win eventually. Moreover he notes that the Tatars - especially those around
Kazan on the Volga, while peacefully enjoying their status, could with little
difficulty totally disrupt Russia. And even worse for Russia is the demographic
problem - rapidly reduction in Russians and increase in Tatars and other ethnic
Scared New World: Nasty, Brutish, and Short ... or American
A final summary - while the rest of the world collapses into conflict the U.S.
will have an even greater future.
Epilogue. The American Age
Mr. Zeihan repeats - the Americans will have a great future. He writes that:
"all of this: the dissolution of the free trade order, the global
demographic inversion, the collapse of Europe and China - is all just a
fleeting transition." Something else will develop after 2030. From
2015 to 2030 the transition period will be the time of chaos or as he writes, a
"Hobbesian period". He foresee a new world order after 2030 in which
full dominance of American will develop due to three intervening processes. The
other world powers and lesser states will engage in destructive conflicts. The
Americans will mostly avoid all that. And by 2030 American demographics will
have 'inverted' again when the Boomer bulge cohort will be passing away and a
new cohort will be taking their place.
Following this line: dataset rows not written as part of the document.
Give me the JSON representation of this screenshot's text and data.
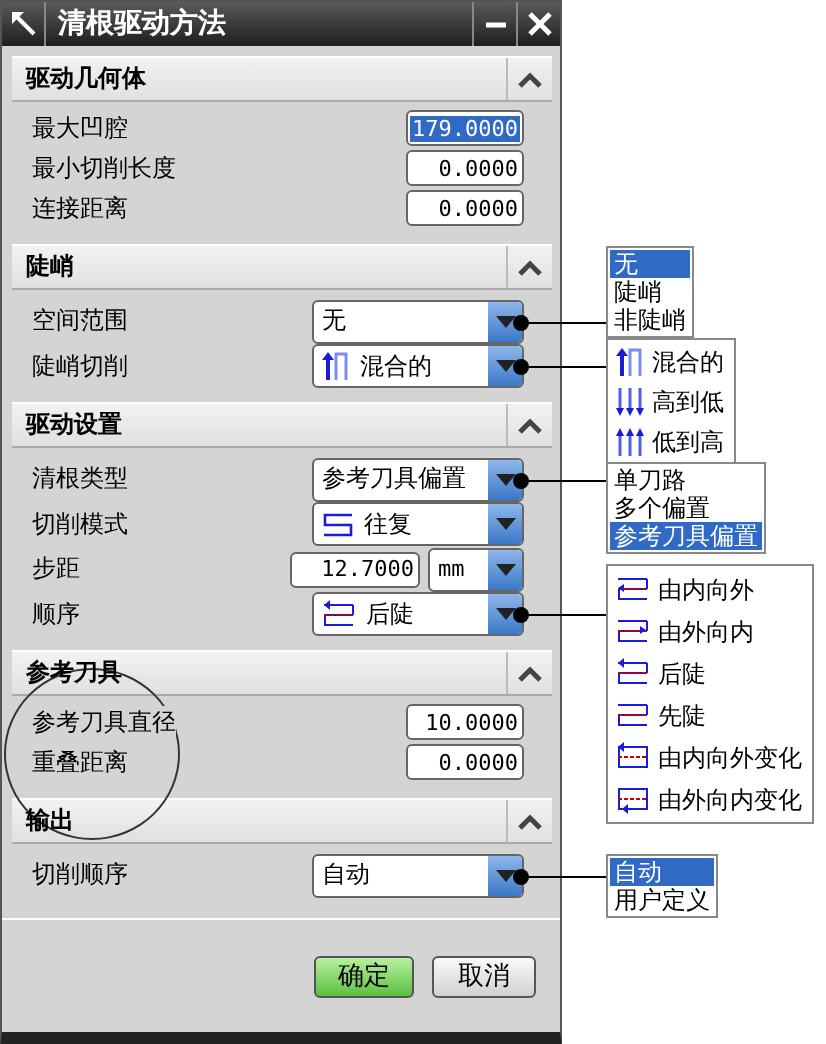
{
  "window": {
    "title": "清根驱动方法"
  },
  "sections": [
    {
      "title": "驱动几何体",
      "expanded": true,
      "rows": [
        {
          "kind": "number",
          "label": "最大凹腔",
          "value": "179.0000",
          "selected": true
        },
        {
          "kind": "number",
          "label": "最小切削长度",
          "value": "0.0000",
          "selected": false
        },
        {
          "kind": "number",
          "label": "连接距离",
          "value": "0.0000",
          "selected": false
        }
      ]
    },
    {
      "title": "陡峭",
      "expanded": true,
      "rows": [
        {
          "kind": "dropdown",
          "label": "空间范围",
          "value": "无",
          "callout": {
            "kind": "plain",
            "options": [
              {
                "label": "无",
                "selected": true
              },
              {
                "label": "陡峭",
                "selected": false
              },
              {
                "label": "非陡峭",
                "selected": false
              }
            ]
          }
        },
        {
          "kind": "icon-dropdown",
          "label": "陡峭切削",
          "value": "混合的",
          "callout": {
            "kind": "steep",
            "options": [
              {
                "label": "混合的",
                "selected": false
              },
              {
                "label": "高到低",
                "selected": false
              },
              {
                "label": "低到高",
                "selected": false
              }
            ]
          }
        }
      ]
    },
    {
      "title": "驱动设置",
      "expanded": true,
      "rows": [
        {
          "kind": "dropdown",
          "label": "清根类型",
          "value": "参考刀具偏置",
          "callout": {
            "kind": "plain",
            "options": [
              {
                "label": "单刀路",
                "selected": false
              },
              {
                "label": "多个偏置",
                "selected": false
              },
              {
                "label": "参考刀具偏置",
                "selected": true
              }
            ]
          }
        },
        {
          "kind": "icon-dropdown",
          "label": "切削模式",
          "value": "往复"
        },
        {
          "kind": "number-unit",
          "label": "步距",
          "value": "12.7000",
          "unit": "mm"
        },
        {
          "kind": "icon-dropdown",
          "label": "顺序",
          "value": "后陡",
          "callout": {
            "kind": "order",
            "options": [
              {
                "label": "由内向外",
                "selected": false
              },
              {
                "label": "由外向内",
                "selected": false
              },
              {
                "label": "后陡",
                "selected": false
              },
              {
                "label": "先陡",
                "selected": false
              },
              {
                "label": "由内向外变化",
                "selected": false
              },
              {
                "label": "由外向内变化",
                "selected": false
              }
            ]
          }
        }
      ]
    },
    {
      "title": "参考刀具",
      "expanded": true,
      "rows": [
        {
          "kind": "number",
          "label": "参考刀具直径",
          "value": "10.0000",
          "selected": false
        },
        {
          "kind": "number",
          "label": "重叠距离",
          "value": "0.0000",
          "selected": false
        }
      ]
    },
    {
      "title": "输出",
      "expanded": true,
      "rows": [
        {
          "kind": "dropdown",
          "label": "切削顺序",
          "value": "自动",
          "callout": {
            "kind": "plain",
            "options": [
              {
                "label": "自动",
                "selected": true
              },
              {
                "label": "用户定义",
                "selected": false
              }
            ]
          }
        }
      ]
    }
  ],
  "buttons": [
    {
      "label": "确定",
      "kind": "default"
    },
    {
      "label": "取消",
      "kind": "normal"
    }
  ]
}
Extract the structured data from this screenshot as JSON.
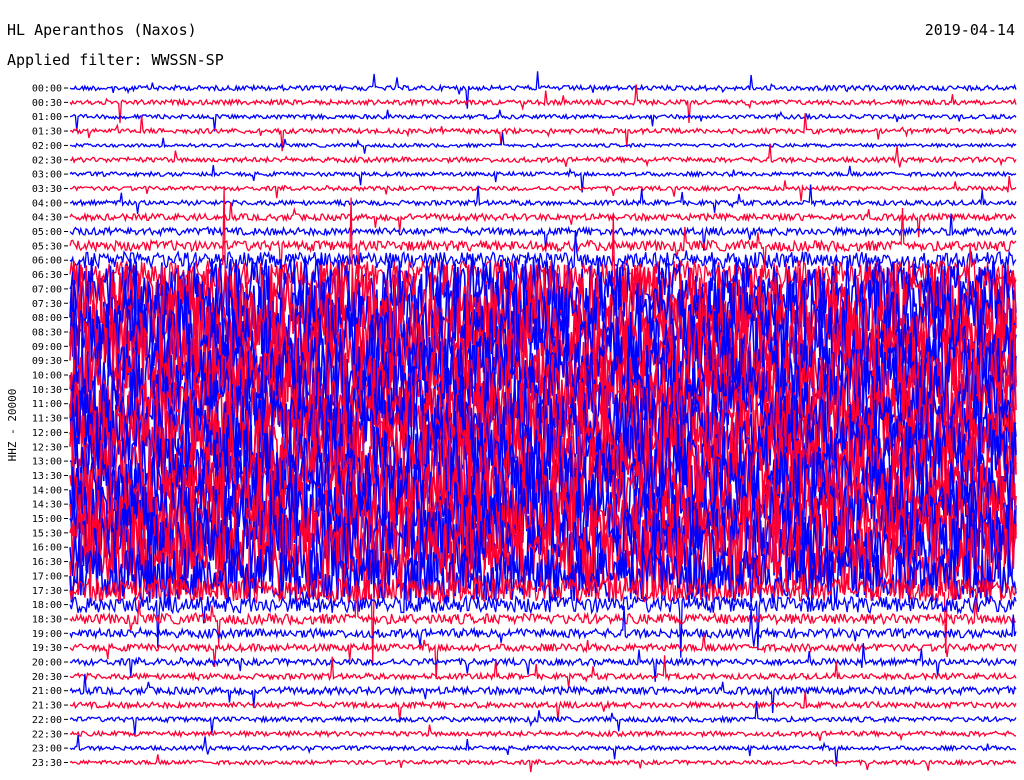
{
  "header": {
    "station": "HL Aperanthos (Naxos)",
    "date": "2019-04-14",
    "filter": "Applied filter: WWSSN-SP"
  },
  "chart_data": {
    "type": "helicorder",
    "title": "HL Aperanthos (Naxos)",
    "ylabel": "HHZ - 20000",
    "rows": [
      "00:00",
      "00:30",
      "01:00",
      "01:30",
      "02:00",
      "02:30",
      "03:00",
      "03:30",
      "04:00",
      "04:30",
      "05:00",
      "05:30",
      "06:00",
      "06:30",
      "07:00",
      "07:30",
      "08:00",
      "08:30",
      "09:00",
      "09:30",
      "10:00",
      "10:30",
      "11:00",
      "11:30",
      "12:00",
      "12:30",
      "13:00",
      "13:30",
      "14:00",
      "14:30",
      "15:00",
      "15:30",
      "16:00",
      "16:30",
      "17:00",
      "17:30",
      "18:00",
      "18:30",
      "19:00",
      "19:30",
      "20:00",
      "20:30",
      "21:00",
      "21:30",
      "22:00",
      "22:30",
      "23:00",
      "23:30"
    ],
    "trace_colors": [
      "#0000ff",
      "#ff0033"
    ],
    "relative_noise_amplitude": [
      0.05,
      0.05,
      0.04,
      0.05,
      0.03,
      0.05,
      0.04,
      0.04,
      0.05,
      0.07,
      0.08,
      0.12,
      0.2,
      0.35,
      0.8,
      1,
      1,
      1,
      1,
      1,
      1,
      1,
      1,
      1,
      1,
      1,
      1,
      1,
      1,
      1,
      1,
      1,
      1,
      1,
      0.7,
      0.3,
      0.2,
      0.12,
      0.1,
      0.08,
      0.07,
      0.06,
      0.08,
      0.06,
      0.05,
      0.05,
      0.04,
      0.04
    ],
    "grid": false
  }
}
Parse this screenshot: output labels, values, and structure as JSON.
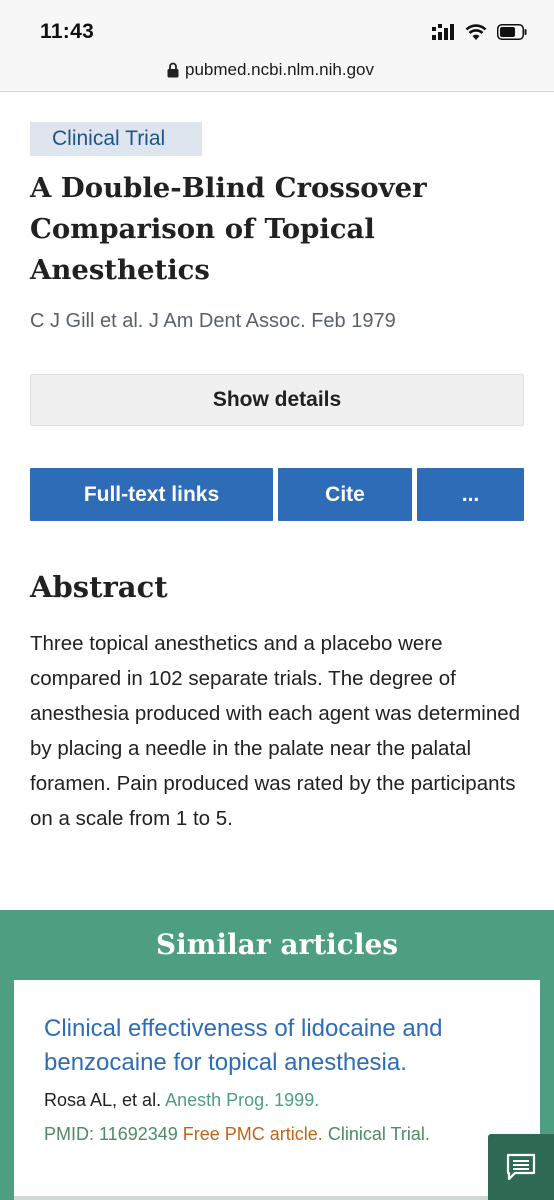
{
  "status_bar": {
    "time": "11:43",
    "icons": [
      "signal-icon",
      "wifi-icon",
      "battery-icon"
    ]
  },
  "browser": {
    "url": "pubmed.ncbi.nlm.nih.gov",
    "lock_icon": "lock-icon"
  },
  "article": {
    "type_badge": "Clinical Trial",
    "title": "A Double-Blind Crossover Comparison of Topical Anesthetics",
    "citation": "C J Gill et al. J Am Dent Assoc. Feb 1979",
    "show_details_label": "Show details",
    "actions": {
      "full_text_label": "Full-text links",
      "cite_label": "Cite",
      "more_label": "..."
    }
  },
  "abstract": {
    "heading": "Abstract",
    "text": "Three topical anesthetics and a placebo were compared in 102 separate trials. The degree of anesthesia produced with each agent was determined by placing a needle in the palate near the palatal foramen. Pain produced was rated by the participants on a scale from 1 to 5."
  },
  "similar_articles": {
    "heading": "Similar articles",
    "items": [
      {
        "title": "Clinical effectiveness of lidocaine and benzocaine for topical anesthesia.",
        "authors": "Rosa AL, et al.",
        "journal": "Anesth Prog. 1999.",
        "pmid": "PMID: 11692349",
        "free_pmc": "Free PMC article.",
        "type": "Clinical Trial."
      }
    ]
  },
  "feedback_icon": "feedback-icon",
  "colors": {
    "accent_blue": "#2e6cb8",
    "similar_green": "#4e9f82",
    "badge_bg": "#dfe5ee",
    "pmc_orange": "#c0641a"
  }
}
This concept is very much like the ideas
of Harry Dent and Neil Howe who think in terms of demographic cycles.
Interestingly, he believes the Americans will not have to execute any actions
since the changes are built into the demography and geography, due to America's
favor in both and other countries disfavor.
Appendix I. No Fear: Climate Change
In this appendix Mr. Zeithan expresses his personal belief in the potential
challenges of 'global warming'. But from all the publicly issued global threats
he insists that America will not suffer, but only 'mildly'. Europe would suffer
greatly, as would other regions, especially China.
Appendix II. Demography and Trade
This is a table depicting demography and trade statistics of many individual
country for a series of years.
References - but see the review of volume 2
for a more extensive list.
Peter Zeihan -Disunited Nations: The
Scramble for Power in an ungoverned World This is book 3, the most recently
published volume in the series.
Peter Zeihan - The Absent Superpower
This is the second book in the series - the links I include in review and
commentary of this book also contains a list of some reference books for all
Robert Kaplan - The Revenge of
Philip Ball - The Water Kingdom - A Secret
History of China
Peter Frankopan - The Silk Roads: A New
History of the World
Johathan D. T. Ward - China's Vision of
Graham Allison - Destined for War
Michael Pillsbury - The Hundred-Year
Marathon: China's Secret Strategy to Replace America as the Global
Gordon G. Chang - The Coming Collapse of
Robert Spalding - Stealth War: How China
Took over While America's Elite Slept
Kai-Fu Lee - AI Super-Powers China,
Silicon Valley, and the New World Order
Andrew R. Wilson - Understanding Imperial
Andrew R. Wilson - Masters of War:
History's Greatest Strategic Thinkers
Kwasi Kwarteng - War and Gold: A 500-year
history of Empires, Adventures, and Debt
William Strauss & Neil Howe -The
Felix Martin - Money: The Unauthorized
Marin Katusa - The Colder War: How the
Global Energy Trade Slipped from America's Grasp Writing this in 2015 the
author completely misses the shale revolution - and reaches conclusions the
opposite from Mr. Zeihan for that and other reasons - but the book is worth
Harry S. Dent Jr. - The Demographic